● ACTIVITY: Set each entry down exactly as written.

● EXTRACTED RECORDS:
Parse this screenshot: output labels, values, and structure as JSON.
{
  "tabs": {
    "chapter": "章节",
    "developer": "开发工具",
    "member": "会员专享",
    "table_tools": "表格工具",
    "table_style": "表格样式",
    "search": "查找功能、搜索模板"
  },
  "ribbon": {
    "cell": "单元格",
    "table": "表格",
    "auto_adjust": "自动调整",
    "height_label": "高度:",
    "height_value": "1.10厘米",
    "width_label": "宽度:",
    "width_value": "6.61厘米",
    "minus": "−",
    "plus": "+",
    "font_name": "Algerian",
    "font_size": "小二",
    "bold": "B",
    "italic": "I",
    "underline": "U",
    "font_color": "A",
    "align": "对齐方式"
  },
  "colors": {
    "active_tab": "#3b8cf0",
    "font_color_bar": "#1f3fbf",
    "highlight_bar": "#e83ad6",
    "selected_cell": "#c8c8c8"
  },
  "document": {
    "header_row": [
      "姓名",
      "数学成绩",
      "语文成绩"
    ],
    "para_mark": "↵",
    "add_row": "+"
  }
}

● EXERCISE RESULT:
Parse this screenshot: output labels, values, and structure as JSON.
{
  "tabs": {
    "chapter": "章节",
    "developer": "开发工具",
    "member": "会员专享",
    "table_tools": "表格工具",
    "table_style": "表格样式",
    "search": "查找功能、搜索模板"
  },
  "ribbon": {
    "cell": "单元格",
    "table": "表格",
    "auto_adjust": "自动调整",
    "height_label": "高度:",
    "height_value": "1.10厘米",
    "width_label": "宽度:",
    "width_value": "6.61厘米",
    "minus": "−",
    "plus": "+",
    "font_name": "Algerian",
    "font_size": "小二",
    "bold": "B",
    "italic": "I",
    "underline": "U",
    "font_color": "A",
    "align": "对齐方式"
  },
  "colors": {
    "active_tab": "#3b8cf0",
    "font_color_bar": "#1f3fbf",
    "highlight_bar": "#e83ad6",
    "selected_cell": "#c8c8c8"
  },
  "document": {
    "header_row": [
      "姓名",
      "数学成绩",
      "语文成绩"
    ],
    "para_mark": "↵",
    "add_row": "+"
  }
}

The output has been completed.